EXERCISE DETAILS => Identify every line in the records below that contains the word "false", and reproduce each one.

(Data about app and page elements)
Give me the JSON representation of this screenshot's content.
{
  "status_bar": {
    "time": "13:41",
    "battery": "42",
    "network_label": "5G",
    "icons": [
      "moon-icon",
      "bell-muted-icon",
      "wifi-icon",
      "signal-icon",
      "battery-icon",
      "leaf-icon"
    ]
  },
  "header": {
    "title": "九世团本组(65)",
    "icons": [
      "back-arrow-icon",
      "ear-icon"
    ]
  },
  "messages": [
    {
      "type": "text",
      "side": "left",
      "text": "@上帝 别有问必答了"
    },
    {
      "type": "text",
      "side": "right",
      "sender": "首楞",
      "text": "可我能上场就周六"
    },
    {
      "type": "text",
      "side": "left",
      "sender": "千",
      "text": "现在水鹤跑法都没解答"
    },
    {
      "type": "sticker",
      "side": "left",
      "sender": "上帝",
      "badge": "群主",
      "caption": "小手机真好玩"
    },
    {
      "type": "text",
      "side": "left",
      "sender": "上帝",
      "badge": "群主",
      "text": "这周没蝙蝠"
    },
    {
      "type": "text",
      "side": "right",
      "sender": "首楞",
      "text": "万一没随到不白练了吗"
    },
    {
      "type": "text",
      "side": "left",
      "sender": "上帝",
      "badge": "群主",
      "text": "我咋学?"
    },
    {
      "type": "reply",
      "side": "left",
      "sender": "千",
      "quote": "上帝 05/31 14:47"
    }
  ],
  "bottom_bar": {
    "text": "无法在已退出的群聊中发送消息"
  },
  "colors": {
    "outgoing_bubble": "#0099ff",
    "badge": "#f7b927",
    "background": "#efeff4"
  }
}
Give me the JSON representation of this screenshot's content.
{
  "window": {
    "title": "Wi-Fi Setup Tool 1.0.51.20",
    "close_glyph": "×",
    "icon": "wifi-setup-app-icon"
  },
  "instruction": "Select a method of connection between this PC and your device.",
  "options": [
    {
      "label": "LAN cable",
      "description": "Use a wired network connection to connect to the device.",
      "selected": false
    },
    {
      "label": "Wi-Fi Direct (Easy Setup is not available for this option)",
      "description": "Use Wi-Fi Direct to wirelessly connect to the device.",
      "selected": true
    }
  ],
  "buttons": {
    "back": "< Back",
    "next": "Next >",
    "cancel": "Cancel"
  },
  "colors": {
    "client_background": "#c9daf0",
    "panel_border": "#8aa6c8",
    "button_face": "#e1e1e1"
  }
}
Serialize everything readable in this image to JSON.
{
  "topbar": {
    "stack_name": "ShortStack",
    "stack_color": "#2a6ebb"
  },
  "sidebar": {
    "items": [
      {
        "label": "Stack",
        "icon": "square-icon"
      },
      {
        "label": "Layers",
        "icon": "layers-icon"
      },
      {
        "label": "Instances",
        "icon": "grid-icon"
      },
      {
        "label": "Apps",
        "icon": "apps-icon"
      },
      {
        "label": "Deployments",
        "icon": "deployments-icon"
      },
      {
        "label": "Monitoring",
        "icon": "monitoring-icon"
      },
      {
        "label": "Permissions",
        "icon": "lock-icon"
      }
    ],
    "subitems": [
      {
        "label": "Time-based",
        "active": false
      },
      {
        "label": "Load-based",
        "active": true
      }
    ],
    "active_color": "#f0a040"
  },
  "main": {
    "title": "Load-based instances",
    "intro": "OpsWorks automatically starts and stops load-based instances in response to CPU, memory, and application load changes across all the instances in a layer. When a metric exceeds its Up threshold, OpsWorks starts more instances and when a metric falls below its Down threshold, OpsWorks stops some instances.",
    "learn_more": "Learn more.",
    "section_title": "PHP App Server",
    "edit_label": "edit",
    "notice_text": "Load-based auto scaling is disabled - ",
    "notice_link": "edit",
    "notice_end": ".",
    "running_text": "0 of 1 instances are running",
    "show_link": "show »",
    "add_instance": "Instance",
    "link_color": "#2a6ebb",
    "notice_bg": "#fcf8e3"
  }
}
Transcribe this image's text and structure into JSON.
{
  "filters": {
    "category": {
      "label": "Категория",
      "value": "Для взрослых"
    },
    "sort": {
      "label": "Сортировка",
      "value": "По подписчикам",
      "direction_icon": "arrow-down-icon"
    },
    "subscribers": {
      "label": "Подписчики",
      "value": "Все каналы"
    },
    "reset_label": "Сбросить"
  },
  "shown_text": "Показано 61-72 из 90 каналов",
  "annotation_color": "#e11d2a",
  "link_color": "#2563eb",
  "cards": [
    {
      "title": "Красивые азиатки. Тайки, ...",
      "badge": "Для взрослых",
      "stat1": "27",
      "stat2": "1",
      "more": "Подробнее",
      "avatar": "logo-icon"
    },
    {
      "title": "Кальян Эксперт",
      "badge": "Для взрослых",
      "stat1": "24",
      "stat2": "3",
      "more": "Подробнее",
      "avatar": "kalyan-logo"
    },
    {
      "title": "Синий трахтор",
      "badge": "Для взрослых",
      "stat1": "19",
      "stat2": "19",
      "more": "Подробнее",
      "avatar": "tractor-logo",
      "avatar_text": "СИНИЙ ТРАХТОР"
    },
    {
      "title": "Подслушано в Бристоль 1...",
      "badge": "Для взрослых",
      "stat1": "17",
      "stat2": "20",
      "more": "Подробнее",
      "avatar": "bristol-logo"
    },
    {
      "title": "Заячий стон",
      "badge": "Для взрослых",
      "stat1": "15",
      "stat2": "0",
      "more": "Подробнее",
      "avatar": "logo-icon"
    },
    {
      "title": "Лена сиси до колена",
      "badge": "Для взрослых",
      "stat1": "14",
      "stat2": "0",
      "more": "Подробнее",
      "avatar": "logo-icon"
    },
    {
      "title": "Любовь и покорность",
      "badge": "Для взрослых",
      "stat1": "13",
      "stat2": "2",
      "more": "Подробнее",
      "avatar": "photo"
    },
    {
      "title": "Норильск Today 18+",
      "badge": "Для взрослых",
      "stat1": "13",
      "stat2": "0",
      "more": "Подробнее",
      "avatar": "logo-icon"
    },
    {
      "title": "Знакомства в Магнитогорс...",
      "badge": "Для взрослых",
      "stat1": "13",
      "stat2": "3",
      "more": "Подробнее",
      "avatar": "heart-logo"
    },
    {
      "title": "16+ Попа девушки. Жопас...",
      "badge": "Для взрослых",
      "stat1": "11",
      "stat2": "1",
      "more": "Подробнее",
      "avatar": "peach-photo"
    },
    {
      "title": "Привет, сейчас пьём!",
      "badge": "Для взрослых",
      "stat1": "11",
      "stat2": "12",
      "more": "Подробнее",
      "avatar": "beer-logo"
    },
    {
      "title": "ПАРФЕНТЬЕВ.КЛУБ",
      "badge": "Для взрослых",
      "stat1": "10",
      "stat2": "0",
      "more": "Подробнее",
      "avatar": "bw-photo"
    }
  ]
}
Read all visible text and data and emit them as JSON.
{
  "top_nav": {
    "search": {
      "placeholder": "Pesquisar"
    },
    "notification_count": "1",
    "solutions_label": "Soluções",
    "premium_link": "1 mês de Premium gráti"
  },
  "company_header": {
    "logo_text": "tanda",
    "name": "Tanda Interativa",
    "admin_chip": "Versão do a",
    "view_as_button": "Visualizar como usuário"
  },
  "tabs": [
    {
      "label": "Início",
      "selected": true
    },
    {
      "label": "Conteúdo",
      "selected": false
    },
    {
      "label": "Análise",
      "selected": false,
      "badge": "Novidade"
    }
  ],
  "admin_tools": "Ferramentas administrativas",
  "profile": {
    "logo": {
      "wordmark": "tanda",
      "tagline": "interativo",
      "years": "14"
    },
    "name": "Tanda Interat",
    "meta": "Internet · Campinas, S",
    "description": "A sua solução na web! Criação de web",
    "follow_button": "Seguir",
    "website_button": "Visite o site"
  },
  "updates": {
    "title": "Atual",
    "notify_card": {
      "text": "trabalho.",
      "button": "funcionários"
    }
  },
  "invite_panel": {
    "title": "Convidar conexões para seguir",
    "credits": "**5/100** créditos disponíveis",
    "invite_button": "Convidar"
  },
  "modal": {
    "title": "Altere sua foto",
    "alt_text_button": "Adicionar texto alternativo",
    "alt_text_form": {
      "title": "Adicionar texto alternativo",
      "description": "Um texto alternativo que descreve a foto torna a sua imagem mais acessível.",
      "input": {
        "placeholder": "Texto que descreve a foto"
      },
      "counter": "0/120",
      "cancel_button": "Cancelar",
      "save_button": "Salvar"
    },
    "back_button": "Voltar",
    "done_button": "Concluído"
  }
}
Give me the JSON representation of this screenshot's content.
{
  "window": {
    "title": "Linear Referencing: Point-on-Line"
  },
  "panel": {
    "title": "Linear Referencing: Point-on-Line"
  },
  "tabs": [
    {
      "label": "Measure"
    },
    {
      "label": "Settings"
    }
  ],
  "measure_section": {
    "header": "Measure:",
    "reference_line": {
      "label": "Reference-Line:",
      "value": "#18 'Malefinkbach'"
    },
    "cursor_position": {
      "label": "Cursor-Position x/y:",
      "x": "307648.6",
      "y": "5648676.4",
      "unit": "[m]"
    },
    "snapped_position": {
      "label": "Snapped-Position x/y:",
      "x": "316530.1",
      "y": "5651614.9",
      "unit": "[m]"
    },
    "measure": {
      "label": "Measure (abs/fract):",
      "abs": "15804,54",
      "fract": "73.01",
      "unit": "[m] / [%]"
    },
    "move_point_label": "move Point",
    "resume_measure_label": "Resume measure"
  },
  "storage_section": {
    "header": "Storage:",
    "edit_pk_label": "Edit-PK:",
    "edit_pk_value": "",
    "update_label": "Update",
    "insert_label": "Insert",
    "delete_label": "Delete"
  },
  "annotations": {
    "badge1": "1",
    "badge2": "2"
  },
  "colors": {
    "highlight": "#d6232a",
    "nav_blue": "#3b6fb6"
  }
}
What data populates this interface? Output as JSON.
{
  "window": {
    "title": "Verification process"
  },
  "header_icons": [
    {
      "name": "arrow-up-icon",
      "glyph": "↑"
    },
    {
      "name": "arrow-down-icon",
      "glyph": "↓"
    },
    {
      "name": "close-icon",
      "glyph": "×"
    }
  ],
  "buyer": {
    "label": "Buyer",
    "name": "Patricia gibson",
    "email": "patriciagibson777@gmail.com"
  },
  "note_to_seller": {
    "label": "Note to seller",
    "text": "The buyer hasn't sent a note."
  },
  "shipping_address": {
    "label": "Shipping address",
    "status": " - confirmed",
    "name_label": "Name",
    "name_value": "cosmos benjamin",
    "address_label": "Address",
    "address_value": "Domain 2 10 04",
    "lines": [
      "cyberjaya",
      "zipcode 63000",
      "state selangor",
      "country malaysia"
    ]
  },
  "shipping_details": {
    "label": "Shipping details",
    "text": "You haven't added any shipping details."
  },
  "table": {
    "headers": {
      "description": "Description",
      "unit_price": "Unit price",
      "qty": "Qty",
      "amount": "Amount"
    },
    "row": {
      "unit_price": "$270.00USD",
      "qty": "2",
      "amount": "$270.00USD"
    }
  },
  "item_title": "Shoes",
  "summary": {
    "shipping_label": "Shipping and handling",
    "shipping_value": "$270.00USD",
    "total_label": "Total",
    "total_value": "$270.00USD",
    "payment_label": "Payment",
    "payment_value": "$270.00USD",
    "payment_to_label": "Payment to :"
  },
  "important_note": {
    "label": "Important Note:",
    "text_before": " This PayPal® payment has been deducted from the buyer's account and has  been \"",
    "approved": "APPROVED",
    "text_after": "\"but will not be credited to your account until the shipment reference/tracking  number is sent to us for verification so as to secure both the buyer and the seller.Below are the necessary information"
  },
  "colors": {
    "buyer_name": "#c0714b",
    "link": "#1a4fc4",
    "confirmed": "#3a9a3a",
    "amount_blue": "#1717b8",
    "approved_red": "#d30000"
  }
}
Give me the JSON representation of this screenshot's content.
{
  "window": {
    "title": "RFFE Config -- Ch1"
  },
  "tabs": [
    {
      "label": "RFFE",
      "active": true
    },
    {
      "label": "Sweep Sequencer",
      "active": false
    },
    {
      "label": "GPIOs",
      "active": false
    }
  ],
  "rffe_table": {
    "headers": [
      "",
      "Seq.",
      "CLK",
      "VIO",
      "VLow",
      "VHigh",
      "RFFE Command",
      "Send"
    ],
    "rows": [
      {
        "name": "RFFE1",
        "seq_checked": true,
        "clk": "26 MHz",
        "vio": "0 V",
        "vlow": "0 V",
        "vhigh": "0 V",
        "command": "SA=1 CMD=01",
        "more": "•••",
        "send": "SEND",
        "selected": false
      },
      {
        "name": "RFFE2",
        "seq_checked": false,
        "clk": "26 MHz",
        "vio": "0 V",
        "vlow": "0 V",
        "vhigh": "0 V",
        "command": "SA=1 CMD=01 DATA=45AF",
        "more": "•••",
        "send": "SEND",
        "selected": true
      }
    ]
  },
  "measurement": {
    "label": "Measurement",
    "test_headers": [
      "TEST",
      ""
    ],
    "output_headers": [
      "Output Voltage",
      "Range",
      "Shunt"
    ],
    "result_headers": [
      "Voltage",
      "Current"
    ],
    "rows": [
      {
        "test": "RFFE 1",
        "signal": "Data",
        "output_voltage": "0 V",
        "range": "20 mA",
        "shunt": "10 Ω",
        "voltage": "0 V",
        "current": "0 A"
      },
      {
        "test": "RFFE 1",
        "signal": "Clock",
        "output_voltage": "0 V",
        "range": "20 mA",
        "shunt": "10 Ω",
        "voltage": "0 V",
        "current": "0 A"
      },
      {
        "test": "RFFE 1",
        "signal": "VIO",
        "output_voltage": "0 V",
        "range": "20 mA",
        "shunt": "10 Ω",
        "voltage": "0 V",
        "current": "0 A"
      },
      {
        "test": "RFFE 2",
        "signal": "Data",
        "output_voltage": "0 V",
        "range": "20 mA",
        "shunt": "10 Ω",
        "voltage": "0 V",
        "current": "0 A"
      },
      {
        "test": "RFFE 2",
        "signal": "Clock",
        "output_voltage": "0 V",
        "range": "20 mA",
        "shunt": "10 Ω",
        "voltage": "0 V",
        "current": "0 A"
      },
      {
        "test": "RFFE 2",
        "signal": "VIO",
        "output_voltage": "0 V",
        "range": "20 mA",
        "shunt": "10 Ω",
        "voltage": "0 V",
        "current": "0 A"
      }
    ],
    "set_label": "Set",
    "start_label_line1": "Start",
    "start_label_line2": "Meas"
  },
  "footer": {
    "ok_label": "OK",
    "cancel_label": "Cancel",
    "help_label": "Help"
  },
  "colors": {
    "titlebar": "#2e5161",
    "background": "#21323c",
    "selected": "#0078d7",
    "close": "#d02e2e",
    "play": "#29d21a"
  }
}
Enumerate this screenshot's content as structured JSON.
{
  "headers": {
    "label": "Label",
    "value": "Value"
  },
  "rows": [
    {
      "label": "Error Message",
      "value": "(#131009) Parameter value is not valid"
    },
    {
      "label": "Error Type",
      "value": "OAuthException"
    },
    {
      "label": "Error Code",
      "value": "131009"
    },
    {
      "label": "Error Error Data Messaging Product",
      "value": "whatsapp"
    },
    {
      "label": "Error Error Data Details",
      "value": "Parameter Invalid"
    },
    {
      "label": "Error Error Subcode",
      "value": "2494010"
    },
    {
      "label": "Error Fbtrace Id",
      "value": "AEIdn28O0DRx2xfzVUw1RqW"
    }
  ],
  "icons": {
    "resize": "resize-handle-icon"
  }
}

ANSWER BOX =>
      "selected": false
        "active": false
      "selected": false
      "selected": false,
      "active": false
      "active": false
        "selected": false
        "seq_checked": false,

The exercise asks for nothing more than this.